Introduction: In digital pathology, large amounts of time and money are spent annotating whole slide images (WSIs). By using an AI algorithm trained on thousands of WSIs, it is possible to remove the process of annotating from the workflow whilst simultaneously finding potential imaging features that correlate with drug response, molecular phenotypes, histologic features (e.g. Tertiary Lymphoid Structures), inflammation at the tumor-stroma interface, artifacts, etc. Method: A pipeline was constructed for ingesting WSI from the set of diagnostic slides available in the cancer genome archive (TCGA). The WSIs were masked for tissue areas and divided into patches extracted at multiple magnification levels. These patches were used to train a U-Net (initialised with a pre-trained ResNet34) to complete a self-supervised in-painting task and evaluated with perceptual loss using VGG16. After training, embeddings were extracted from the bottleneck layer of the U-Net, and these were evaluated for their capacity to cluster according to tissue type and magnification level. Results: The trained embeddings showed strong clustering by tissue type, magnification level, and separation of artefacts.

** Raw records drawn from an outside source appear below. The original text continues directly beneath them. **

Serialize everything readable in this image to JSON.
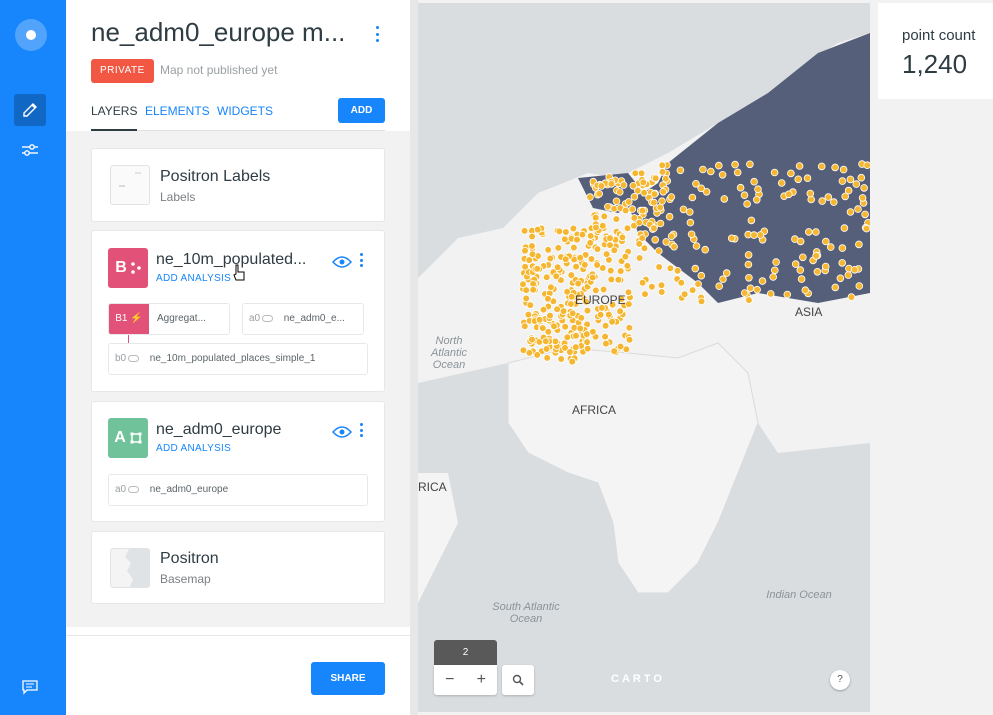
{
  "app": {
    "accent": "#1785fb"
  },
  "rail": {
    "items": [
      "logo",
      "edit-pencil",
      "settings-sliders",
      "chat"
    ]
  },
  "header": {
    "title": "ne_adm0_europe m...",
    "privacy_badge": "PRIVATE",
    "publish_status": "Map not published yet"
  },
  "tabs": [
    {
      "label": "LAYERS",
      "active": true
    },
    {
      "label": "ELEMENTS",
      "active": false
    },
    {
      "label": "WIDGETS",
      "active": false
    }
  ],
  "add_button": "ADD",
  "layers": {
    "labels": {
      "name": "Positron Labels",
      "type": "Labels"
    },
    "layer_b": {
      "letter": "B",
      "color": "#e25177",
      "name": "ne_10m_populated...",
      "add_analysis": "ADD ANALYSIS",
      "analysis_id": "B1",
      "analysis_name": "Aggregat...",
      "analysis_source_tag": "a0",
      "analysis_source": "ne_adm0_e...",
      "source_tag": "b0",
      "source": "ne_10m_populated_places_simple_1"
    },
    "layer_a": {
      "letter": "A",
      "color": "#70c29b",
      "name": "ne_adm0_europe",
      "add_analysis": "ADD ANALYSIS",
      "source_tag": "a0",
      "source": "ne_adm0_europe"
    },
    "basemap": {
      "name": "Positron",
      "type": "Basemap"
    }
  },
  "share_button": "SHARE",
  "map": {
    "labels": {
      "europe": "EUROPE",
      "asia": "ASIA",
      "africa": "AFRICA",
      "america": "RICA",
      "north_atlantic": "North Atlantic Ocean",
      "south_atlantic": "South Atlantic Ocean",
      "indian_ocean": "Indian Ocean"
    },
    "zoom_level": "2",
    "zoom_out": "−",
    "zoom_in": "+",
    "attribution": "CARTO",
    "help": "?"
  },
  "widget": {
    "title": "point count",
    "value": "1,240"
  }
}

The results were qualitatively evaluated by pathologist with consensus and exceeded the performance of a baseline pre-trained ImageNet model. Conclusion: These results highlight a novel methodology for AI algorithm development that removes the need for numerous pathologists to annotate pathology images by hand and converts their role to reviewing and quality-checking images. AI algorithms based on this approach can have a significant impact in the pathologic evaluation of tissue for oncology clinical trials by extracting a richer set of features than glass microscopy alone would permit. Furthermore, self-supervised methods, such as in-painting allow for the training of embeddings that encapsulate a richer understanding of the data and are consequently more repurposable than supervised/labelled approaches.

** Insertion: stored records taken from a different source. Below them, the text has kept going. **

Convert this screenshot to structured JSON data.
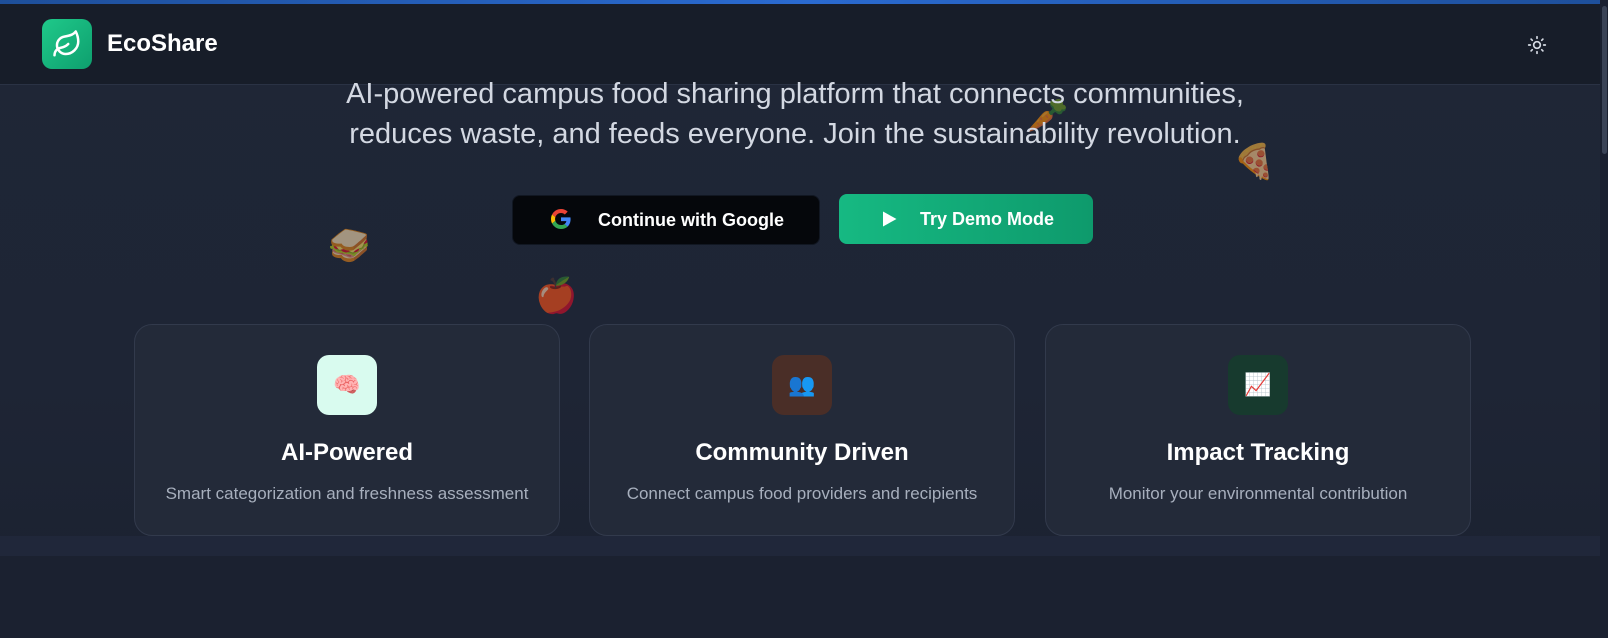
{
  "header": {
    "brand": "EcoShare",
    "logo_icon": "leaf-icon",
    "theme_toggle_icon": "sun-icon"
  },
  "hero": {
    "tagline_line1": "AI-powered campus food sharing platform that connects communities,",
    "tagline_line2": "reduces waste, and feeds everyone. Join the sustainability revolution."
  },
  "actions": {
    "google_label": "Continue with Google",
    "google_icon": "google-icon",
    "demo_label": "Try Demo Mode",
    "demo_icon": "play-icon"
  },
  "features": [
    {
      "title": "AI-Powered",
      "description": "Smart categorization and freshness assessment",
      "icon": "brain-icon",
      "emoji": "🧠",
      "icon_bg": "#d9fbef"
    },
    {
      "title": "Community Driven",
      "description": "Connect campus food providers and recipients",
      "icon": "people-icon",
      "emoji": "👥",
      "icon_bg": "#4a2e27"
    },
    {
      "title": "Impact Tracking",
      "description": "Monitor your environmental contribution",
      "icon": "chart-increasing-icon",
      "emoji": "📈",
      "icon_bg": "#173a2e"
    }
  ],
  "decorations": [
    {
      "icon": "sandwich-icon",
      "emoji": "🥪"
    },
    {
      "icon": "apple-icon",
      "emoji": "🍎"
    },
    {
      "icon": "carrot-icon",
      "emoji": "🥕"
    },
    {
      "icon": "pizza-icon",
      "emoji": "🍕"
    }
  ],
  "colors": {
    "accent": "#10b981",
    "background": "#1e2535",
    "header_bg": "#171d29",
    "card_bg": "#232a39"
  }
}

Citation Format: Jason Hipp, Mona Xu, Lucas Bordeaux, Feng Gu, Carlos Pedrinaci, Khan Baykaner. Unsupervised learning of image embeddings enables new opportunities to extract novel information from digital pathology H&E images [abstract]. In: Proceedings of the AACR Virtual Special Conference on Artificial Intelligence, Diagnosis, and Imaging; 2021 Jan 13-14. Philadelphia (PA): AACR; Clin Cancer Res 2021;27(5_Suppl):Abstract nr PO-076.